--- START ---

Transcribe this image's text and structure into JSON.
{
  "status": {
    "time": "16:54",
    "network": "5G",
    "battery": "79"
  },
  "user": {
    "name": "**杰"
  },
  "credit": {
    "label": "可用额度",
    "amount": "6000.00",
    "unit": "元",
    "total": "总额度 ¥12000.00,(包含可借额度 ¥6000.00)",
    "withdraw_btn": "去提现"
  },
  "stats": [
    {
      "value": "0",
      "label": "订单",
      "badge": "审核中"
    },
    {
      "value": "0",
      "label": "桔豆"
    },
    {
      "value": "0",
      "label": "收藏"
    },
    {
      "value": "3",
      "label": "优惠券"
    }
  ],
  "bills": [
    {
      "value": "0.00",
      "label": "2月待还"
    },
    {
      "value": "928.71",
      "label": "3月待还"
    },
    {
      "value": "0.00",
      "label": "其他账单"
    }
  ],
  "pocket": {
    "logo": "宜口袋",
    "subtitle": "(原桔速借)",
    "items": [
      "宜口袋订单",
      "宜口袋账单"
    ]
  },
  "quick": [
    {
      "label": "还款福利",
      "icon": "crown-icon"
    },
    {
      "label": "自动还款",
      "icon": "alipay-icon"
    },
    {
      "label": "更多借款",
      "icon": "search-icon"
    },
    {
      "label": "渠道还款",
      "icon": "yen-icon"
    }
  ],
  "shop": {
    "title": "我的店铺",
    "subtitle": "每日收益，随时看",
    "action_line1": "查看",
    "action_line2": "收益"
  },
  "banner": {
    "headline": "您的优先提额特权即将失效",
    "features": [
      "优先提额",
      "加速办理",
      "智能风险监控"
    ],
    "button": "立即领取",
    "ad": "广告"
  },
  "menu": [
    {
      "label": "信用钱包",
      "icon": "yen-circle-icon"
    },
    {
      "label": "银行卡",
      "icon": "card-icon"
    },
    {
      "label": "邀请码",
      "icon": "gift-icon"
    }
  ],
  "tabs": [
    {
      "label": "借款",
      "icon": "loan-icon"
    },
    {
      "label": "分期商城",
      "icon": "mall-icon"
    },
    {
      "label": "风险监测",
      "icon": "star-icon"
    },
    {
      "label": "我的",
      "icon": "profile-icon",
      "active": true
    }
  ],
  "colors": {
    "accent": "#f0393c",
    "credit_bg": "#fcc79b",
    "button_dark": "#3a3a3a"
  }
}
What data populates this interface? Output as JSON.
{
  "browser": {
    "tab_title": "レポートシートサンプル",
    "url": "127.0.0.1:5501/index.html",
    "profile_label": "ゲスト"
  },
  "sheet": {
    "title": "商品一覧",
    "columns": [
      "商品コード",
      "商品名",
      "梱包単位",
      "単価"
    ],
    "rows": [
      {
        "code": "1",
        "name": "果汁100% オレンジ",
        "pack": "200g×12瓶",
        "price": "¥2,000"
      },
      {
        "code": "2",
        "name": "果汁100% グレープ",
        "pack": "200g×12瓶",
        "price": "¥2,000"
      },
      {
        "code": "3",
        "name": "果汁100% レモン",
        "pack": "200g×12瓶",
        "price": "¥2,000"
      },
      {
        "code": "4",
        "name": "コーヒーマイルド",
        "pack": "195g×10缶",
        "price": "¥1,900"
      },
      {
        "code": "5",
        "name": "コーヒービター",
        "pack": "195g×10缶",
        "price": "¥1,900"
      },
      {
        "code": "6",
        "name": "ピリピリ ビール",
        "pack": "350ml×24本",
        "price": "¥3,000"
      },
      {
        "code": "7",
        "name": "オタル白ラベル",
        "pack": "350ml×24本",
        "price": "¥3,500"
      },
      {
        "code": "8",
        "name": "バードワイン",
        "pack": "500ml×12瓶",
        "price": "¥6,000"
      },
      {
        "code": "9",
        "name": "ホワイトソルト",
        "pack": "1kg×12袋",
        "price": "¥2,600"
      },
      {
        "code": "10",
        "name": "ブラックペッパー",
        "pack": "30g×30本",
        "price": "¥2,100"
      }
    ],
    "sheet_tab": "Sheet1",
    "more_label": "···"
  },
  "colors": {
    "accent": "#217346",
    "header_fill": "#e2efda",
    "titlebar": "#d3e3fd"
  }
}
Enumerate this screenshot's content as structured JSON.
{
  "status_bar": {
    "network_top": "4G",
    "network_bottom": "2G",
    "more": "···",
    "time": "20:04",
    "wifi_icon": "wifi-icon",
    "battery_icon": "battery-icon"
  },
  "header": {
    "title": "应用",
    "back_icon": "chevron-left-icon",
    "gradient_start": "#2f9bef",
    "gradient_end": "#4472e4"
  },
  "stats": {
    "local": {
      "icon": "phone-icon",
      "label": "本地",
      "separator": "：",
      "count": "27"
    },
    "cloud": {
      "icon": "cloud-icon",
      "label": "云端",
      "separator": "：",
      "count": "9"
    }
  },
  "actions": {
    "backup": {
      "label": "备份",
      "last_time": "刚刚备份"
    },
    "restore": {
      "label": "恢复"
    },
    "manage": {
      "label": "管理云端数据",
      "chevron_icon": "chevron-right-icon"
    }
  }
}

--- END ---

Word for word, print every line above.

THE ANSWER:
Transcribe this image's text and structure into JSON.
{
  "status": {
    "time": "16:54",
    "network": "5G",
    "battery": "79"
  },
  "user": {
    "name": "**杰"
  },
  "credit": {
    "label": "可用额度",
    "amount": "6000.00",
    "unit": "元",
    "total": "总额度 ¥12000.00,(包含可借额度 ¥6000.00)",
    "withdraw_btn": "去提现"
  },
  "stats": [
    {
      "value": "0",
      "label": "订单",
      "badge": "审核中"
    },
    {
      "value": "0",
      "label": "桔豆"
    },
    {
      "value": "0",
      "label": "收藏"
    },
    {
      "value": "3",
      "label": "优惠券"
    }
  ],
  "bills": [
    {
      "value": "0.00",
      "label": "2月待还"
    },
    {
      "value": "928.71",
      "label": "3月待还"
    },
    {
      "value": "0.00",
      "label": "其他账单"
    }
  ],
  "pocket": {
    "logo": "宜口袋",
    "subtitle": "(原桔速借)",
    "items": [
      "宜口袋订单",
      "宜口袋账单"
    ]
  },
  "quick": [
    {
      "label": "还款福利",
      "icon": "crown-icon"
    },
    {
      "label": "自动还款",
      "icon": "alipay-icon"
    },
    {
      "label": "更多借款",
      "icon": "search-icon"
    },
    {
      "label": "渠道还款",
      "icon": "yen-icon"
    }
  ],
  "shop": {
    "title": "我的店铺",
    "subtitle": "每日收益，随时看",
    "action_line1": "查看",
    "action_line2": "收益"
  },
  "banner": {
    "headline": "您的优先提额特权即将失效",
    "features": [
      "优先提额",
      "加速办理",
      "智能风险监控"
    ],
    "button": "立即领取",
    "ad": "广告"
  },
  "menu": [
    {
      "label": "信用钱包",
      "icon": "yen-circle-icon"
    },
    {
      "label": "银行卡",
      "icon": "card-icon"
    },
    {
      "label": "邀请码",
      "icon": "gift-icon"
    }
  ],
  "tabs": [
    {
      "label": "借款",
      "icon": "loan-icon"
    },
    {
      "label": "分期商城",
      "icon": "mall-icon"
    },
    {
      "label": "风险监测",
      "icon": "star-icon"
    },
    {
      "label": "我的",
      "icon": "profile-icon",
      "active": true
    }
  ],
  "colors": {
    "accent": "#f0393c",
    "credit_bg": "#fcc79b",
    "button_dark": "#3a3a3a"
  }
}
What data populates this interface? Output as JSON.
{
  "browser": {
    "tab_title": "レポートシートサンプル",
    "url": "127.0.0.1:5501/index.html",
    "profile_label": "ゲスト"
  },
  "sheet": {
    "title": "商品一覧",
    "columns": [
      "商品コード",
      "商品名",
      "梱包単位",
      "単価"
    ],
    "rows": [
      {
        "code": "1",
        "name": "果汁100% オレンジ",
        "pack": "200g×12瓶",
        "price": "¥2,000"
      },
      {
        "code": "2",
        "name": "果汁100% グレープ",
        "pack": "200g×12瓶",
        "price": "¥2,000"
      },
      {
        "code": "3",
        "name": "果汁100% レモン",
        "pack": "200g×12瓶",
        "price": "¥2,000"
      },
      {
        "code": "4",
        "name": "コーヒーマイルド",
        "pack": "195g×10缶",
        "price": "¥1,900"
      },
      {
        "code": "5",
        "name": "コーヒービター",
        "pack": "195g×10缶",
        "price": "¥1,900"
      },
      {
        "code": "6",
        "name": "ピリピリ ビール",
        "pack": "350ml×24本",
        "price": "¥3,000"
      },
      {
        "code": "7",
        "name": "オタル白ラベル",
        "pack": "350ml×24本",
        "price": "¥3,500"
      },
      {
        "code": "8",
        "name": "バードワイン",
        "pack": "500ml×12瓶",
        "price": "¥6,000"
      },
      {
        "code": "9",
        "name": "ホワイトソルト",
        "pack": "1kg×12袋",
        "price": "¥2,600"
      },
      {
        "code": "10",
        "name": "ブラックペッパー",
        "pack": "30g×30本",
        "price": "¥2,100"
      }
    ],
    "sheet_tab": "Sheet1",
    "more_label": "···"
  },
  "colors": {
    "accent": "#217346",
    "header_fill": "#e2efda",
    "titlebar": "#d3e3fd"
  }
}
Enumerate this screenshot's content as structured JSON.
{
  "status_bar": {
    "network_top": "4G",
    "network_bottom": "2G",
    "more": "···",
    "time": "20:04",
    "wifi_icon": "wifi-icon",
    "battery_icon": "battery-icon"
  },
  "header": {
    "title": "应用",
    "back_icon": "chevron-left-icon",
    "gradient_start": "#2f9bef",
    "gradient_end": "#4472e4"
  },
  "stats": {
    "local": {
      "icon": "phone-icon",
      "label": "本地",
      "separator": "：",
      "count": "27"
    },
    "cloud": {
      "icon": "cloud-icon",
      "label": "云端",
      "separator": "：",
      "count": "9"
    }
  },
  "actions": {
    "backup": {
      "label": "备份",
      "last_time": "刚刚备份"
    },
    "restore": {
      "label": "恢复"
    },
    "manage": {
      "label": "管理云端数据",
      "chevron_icon": "chevron-right-icon"
    }
  }
}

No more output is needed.